**Action item:** Search the data for the word "structured" and copy out every line that has it.
┌─ Data supplied
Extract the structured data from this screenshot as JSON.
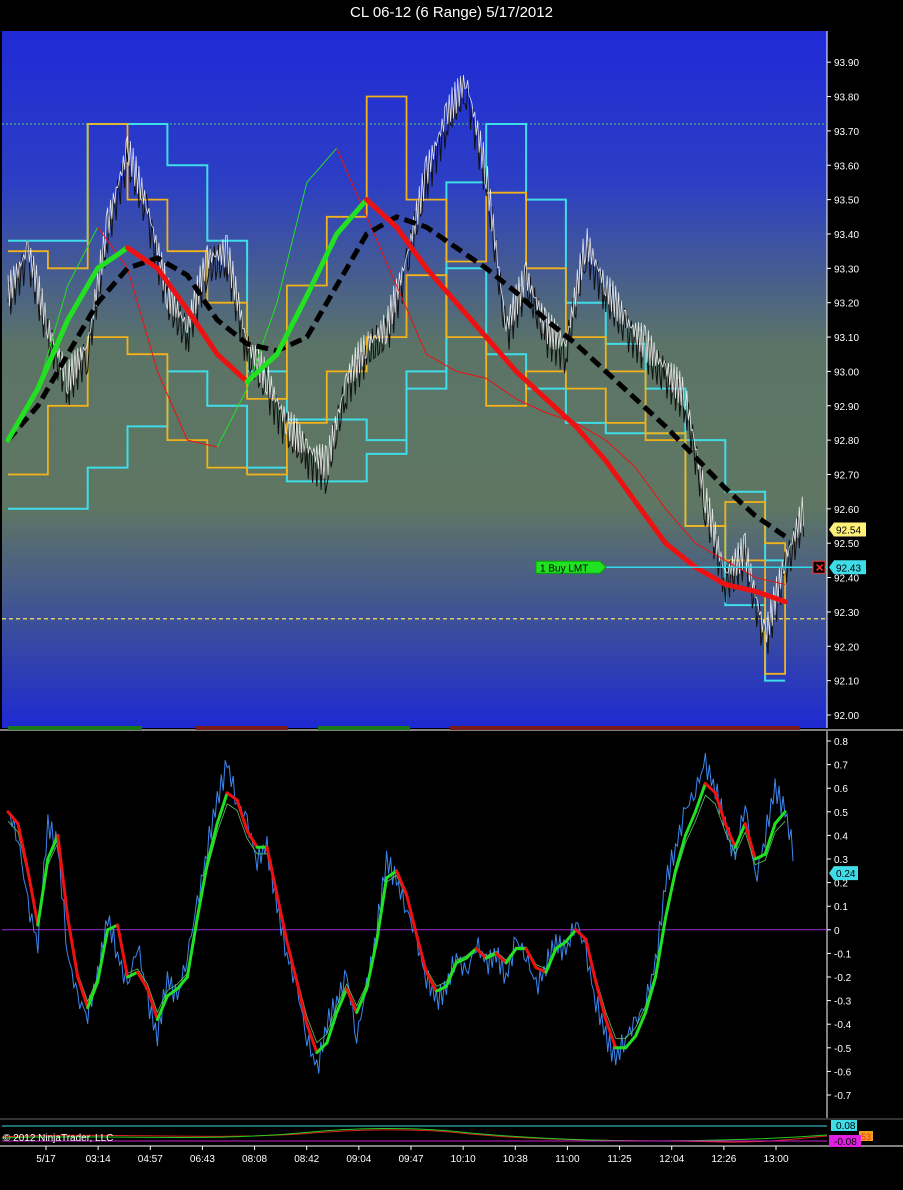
{
  "window": {
    "title": "CL 06-12 (6 Range)  5/17/2012"
  },
  "colors": {
    "band_outer": "#3fdde8",
    "band_inner": "#f2b21a",
    "trend_up": "#22e022",
    "trend_down": "#ee1111",
    "trend_slow": "#000000",
    "price": "#ffffff",
    "osc_raw": "#3a86f0",
    "zero_line": "#9a2fd0",
    "order_line": "#30d8e8"
  },
  "chart_data": [
    {
      "type": "line",
      "ylim": [
        92.0,
        93.95
      ],
      "y_ticks": [
        "93.90",
        "93.80",
        "93.70",
        "93.60",
        "93.50",
        "93.40",
        "93.30",
        "93.20",
        "93.10",
        "93.00",
        "92.90",
        "92.80",
        "92.70",
        "92.60",
        "92.50",
        "92.40",
        "92.30",
        "92.20",
        "92.10",
        "92.00"
      ],
      "h_lines": [
        93.72,
        92.28
      ],
      "last_price_label": "92.54",
      "last_price": 92.54,
      "order": {
        "label": "1  Buy LMT",
        "price_label": "92.43",
        "price": 92.43
      },
      "x_max": 160,
      "series": [
        {
          "x": [
            0,
            4,
            8,
            12,
            16,
            20,
            24,
            28,
            32,
            36,
            40,
            44,
            48,
            52,
            56,
            60,
            64,
            68,
            72,
            76,
            80,
            84,
            88,
            92,
            96,
            100,
            104,
            108,
            112,
            116,
            120,
            124,
            128,
            132,
            136,
            140,
            144,
            148,
            152,
            156,
            160
          ],
          "y": [
            93.2,
            93.33,
            93.1,
            92.95,
            93.05,
            93.4,
            93.62,
            93.45,
            93.2,
            93.1,
            93.3,
            93.32,
            93.05,
            92.95,
            92.82,
            92.75,
            92.7,
            92.95,
            93.05,
            93.1,
            93.3,
            93.55,
            93.72,
            93.82,
            93.55,
            93.1,
            93.25,
            93.1,
            93.05,
            93.35,
            93.22,
            93.12,
            93.05,
            92.98,
            92.9,
            92.6,
            92.38,
            92.45,
            92.2,
            92.42,
            92.58
          ]
        },
        {
          "x": [
            0,
            6,
            12,
            18,
            24,
            30,
            36,
            42,
            48,
            54,
            60,
            66,
            72,
            78,
            84,
            90,
            96,
            102,
            108,
            114,
            120,
            126,
            132,
            138,
            144,
            150,
            156
          ],
          "y": [
            92.8,
            92.95,
            93.15,
            93.3,
            93.36,
            93.3,
            93.18,
            93.05,
            92.97,
            93.05,
            93.22,
            93.4,
            93.5,
            93.42,
            93.3,
            93.2,
            93.1,
            93.0,
            92.92,
            92.84,
            92.74,
            92.62,
            92.5,
            92.43,
            92.38,
            92.36,
            92.33
          ]
        },
        {
          "x": [
            0,
            6,
            12,
            18,
            24,
            30,
            36,
            42,
            48,
            54,
            60,
            66,
            72,
            78,
            84,
            90,
            96,
            102,
            108,
            114,
            120,
            126,
            132,
            138,
            144,
            150,
            156
          ],
          "y": [
            92.8,
            92.9,
            93.05,
            93.2,
            93.3,
            93.33,
            93.28,
            93.15,
            93.08,
            93.06,
            93.1,
            93.25,
            93.4,
            93.45,
            93.42,
            93.36,
            93.3,
            93.23,
            93.15,
            93.08,
            93.0,
            92.92,
            92.84,
            92.75,
            92.66,
            92.58,
            92.52
          ]
        },
        {
          "x": [
            0,
            6,
            12,
            18,
            24,
            30,
            36,
            42,
            48,
            54,
            60,
            66,
            72,
            78,
            84,
            90,
            96,
            102,
            108,
            114,
            120,
            126,
            132,
            138,
            144,
            150,
            156
          ],
          "y": [
            92.8,
            92.95,
            93.25,
            93.42,
            93.3,
            93.0,
            92.8,
            92.78,
            92.95,
            93.2,
            93.55,
            93.65,
            93.45,
            93.25,
            93.05,
            93.0,
            92.98,
            92.92,
            92.88,
            92.85,
            92.8,
            92.72,
            92.6,
            92.5,
            92.45,
            92.4,
            92.38
          ]
        },
        {
          "x": [
            0,
            8,
            16,
            24,
            32,
            40,
            48,
            56,
            64,
            72,
            80,
            88,
            96,
            104,
            112,
            120,
            128,
            136,
            144,
            152,
            156
          ],
          "y": [
            93.38,
            93.38,
            93.72,
            93.72,
            93.6,
            93.38,
            93.0,
            92.86,
            92.86,
            92.8,
            92.95,
            93.55,
            93.72,
            93.5,
            93.2,
            93.08,
            92.95,
            92.8,
            92.65,
            92.45,
            92.42
          ]
        },
        {
          "x": [
            0,
            8,
            16,
            24,
            32,
            40,
            48,
            56,
            64,
            72,
            80,
            88,
            96,
            104,
            112,
            120,
            128,
            136,
            144,
            152,
            156
          ],
          "y": [
            92.6,
            92.6,
            92.72,
            92.84,
            93.0,
            92.9,
            92.72,
            92.68,
            92.68,
            92.76,
            93.0,
            93.3,
            93.05,
            92.95,
            92.85,
            92.82,
            92.82,
            92.55,
            92.32,
            92.1,
            92.1
          ]
        },
        {
          "x": [
            0,
            8,
            16,
            24,
            32,
            40,
            48,
            56,
            64,
            72,
            80,
            88,
            96,
            104,
            112,
            120,
            128,
            136,
            144,
            152,
            156
          ],
          "y": [
            93.35,
            93.3,
            93.72,
            93.5,
            93.35,
            93.2,
            92.92,
            93.25,
            93.45,
            93.8,
            93.5,
            93.32,
            93.52,
            93.3,
            93.1,
            93.0,
            92.8,
            92.55,
            92.62,
            92.5,
            92.45
          ]
        },
        {
          "x": [
            0,
            8,
            16,
            24,
            32,
            40,
            48,
            56,
            64,
            72,
            80,
            88,
            96,
            104,
            112,
            120,
            128,
            136,
            144,
            152,
            156
          ],
          "y": [
            92.7,
            92.9,
            93.1,
            93.05,
            92.8,
            92.72,
            92.7,
            92.85,
            93.0,
            93.1,
            93.28,
            93.1,
            92.9,
            93.0,
            92.95,
            92.85,
            92.82,
            92.55,
            92.45,
            92.12,
            92.42
          ]
        }
      ]
    },
    {
      "type": "line",
      "ylim": [
        -0.8,
        0.85
      ],
      "y_ticks": [
        "0.8",
        "0.7",
        "0.6",
        "0.5",
        "0.4",
        "0.3",
        "0.2",
        "0.1",
        "0",
        "-0.1",
        "-0.2",
        "-0.3",
        "-0.4",
        "-0.5",
        "-0.6",
        "-0.7"
      ],
      "last_value_label": "0.24",
      "last_value": 0.24,
      "zero_line": 0,
      "x_max": 160,
      "series": [
        {
          "x": [
            0,
            2,
            4,
            6,
            8,
            10,
            12,
            14,
            16,
            18,
            20,
            22,
            24,
            26,
            28,
            30,
            32,
            34,
            36,
            38,
            40,
            42,
            44,
            46,
            48,
            50,
            52,
            54,
            56,
            58,
            60,
            62,
            64,
            66,
            68,
            70,
            72,
            74,
            76,
            78,
            80,
            82,
            84,
            86,
            88,
            90,
            92,
            94,
            96,
            98,
            100,
            102,
            104,
            106,
            108,
            110,
            112,
            114,
            116,
            118,
            120,
            122,
            124,
            126,
            128,
            130,
            132,
            134,
            136,
            138,
            140,
            142,
            144,
            146,
            148,
            150,
            152,
            154,
            156,
            158
          ],
          "y": [
            0.5,
            0.4,
            0.1,
            -0.05,
            0.45,
            0.35,
            -0.1,
            -0.3,
            -0.35,
            -0.2,
            0.05,
            -0.1,
            -0.25,
            -0.05,
            -0.3,
            -0.45,
            -0.2,
            -0.3,
            -0.1,
            0.1,
            0.35,
            0.55,
            0.7,
            0.55,
            0.45,
            0.3,
            0.35,
            0.1,
            -0.1,
            -0.25,
            -0.45,
            -0.6,
            -0.4,
            -0.3,
            -0.2,
            -0.45,
            -0.25,
            0.0,
            0.3,
            0.2,
            0.1,
            -0.05,
            -0.2,
            -0.3,
            -0.25,
            -0.1,
            -0.2,
            -0.05,
            -0.15,
            -0.1,
            -0.2,
            -0.05,
            -0.1,
            -0.25,
            -0.15,
            -0.05,
            -0.1,
            0.05,
            -0.1,
            -0.3,
            -0.45,
            -0.55,
            -0.45,
            -0.4,
            -0.3,
            -0.15,
            0.2,
            0.35,
            0.5,
            0.6,
            0.7,
            0.6,
            0.45,
            0.3,
            0.55,
            0.2,
            0.4,
            0.6,
            0.5,
            0.3
          ]
        },
        {
          "x": [
            0,
            2,
            4,
            6,
            8,
            10,
            12,
            14,
            16,
            18,
            20,
            22,
            24,
            26,
            28,
            30,
            32,
            34,
            36,
            38,
            40,
            42,
            44,
            46,
            48,
            50,
            52,
            54,
            56,
            58,
            60,
            62,
            64,
            66,
            68,
            70,
            72,
            74,
            76,
            78,
            80,
            82,
            84,
            86,
            88,
            90,
            92,
            94,
            96,
            98,
            100,
            102,
            104,
            106,
            108,
            110,
            112,
            114,
            116,
            118,
            120,
            122,
            124,
            126,
            128,
            130,
            132,
            134,
            136,
            138,
            140,
            142,
            144,
            146,
            148,
            150,
            152,
            154,
            156
          ],
          "y": [
            0.5,
            0.45,
            0.25,
            0.02,
            0.3,
            0.4,
            0.05,
            -0.2,
            -0.33,
            -0.22,
            0.0,
            0.02,
            -0.2,
            -0.18,
            -0.25,
            -0.38,
            -0.28,
            -0.25,
            -0.2,
            0.05,
            0.28,
            0.45,
            0.58,
            0.55,
            0.42,
            0.35,
            0.35,
            0.15,
            -0.05,
            -0.22,
            -0.4,
            -0.52,
            -0.48,
            -0.35,
            -0.25,
            -0.35,
            -0.25,
            -0.05,
            0.22,
            0.25,
            0.15,
            -0.02,
            -0.18,
            -0.26,
            -0.24,
            -0.14,
            -0.12,
            -0.08,
            -0.12,
            -0.1,
            -0.14,
            -0.08,
            -0.08,
            -0.16,
            -0.18,
            -0.08,
            -0.05,
            0.0,
            -0.04,
            -0.22,
            -0.38,
            -0.5,
            -0.5,
            -0.45,
            -0.35,
            -0.2,
            0.05,
            0.25,
            0.4,
            0.5,
            0.62,
            0.58,
            0.45,
            0.35,
            0.45,
            0.3,
            0.32,
            0.45,
            0.5
          ]
        }
      ]
    }
  ],
  "x_axis": {
    "labels": [
      "5/17",
      "03:14",
      "04:57",
      "06:43",
      "08:08",
      "08:42",
      "09:04",
      "09:47",
      "10:10",
      "10:38",
      "11:00",
      "11:25",
      "12:04",
      "12:26",
      "13:00"
    ]
  },
  "bottom_panel": {
    "value_label_1": "0.08",
    "value_label_2": "-0.08",
    "value_label_3": "53"
  },
  "copyright": "© 2012 NinjaTrader, LLC"
}
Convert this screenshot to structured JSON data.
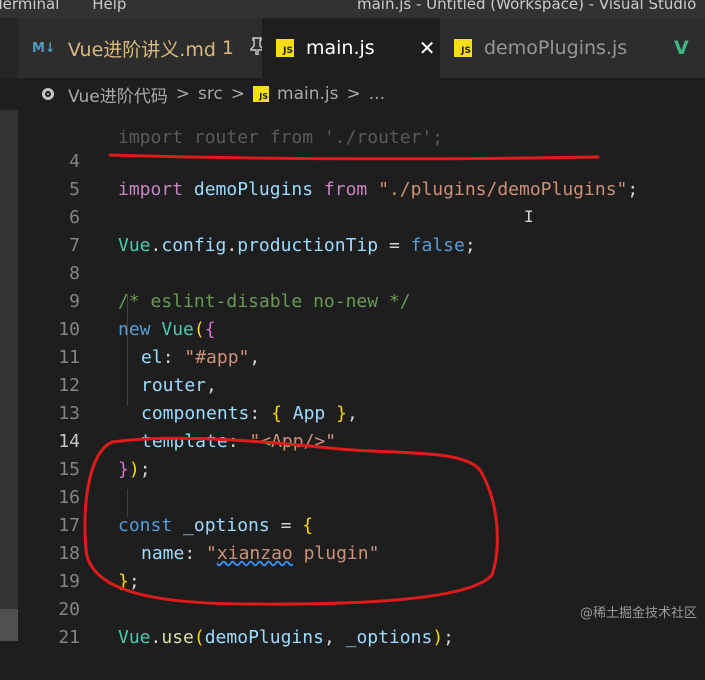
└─
**Task result:**
Extract the structured data from this screenshot as JSON.
Convert this screenshot to structured JSON data.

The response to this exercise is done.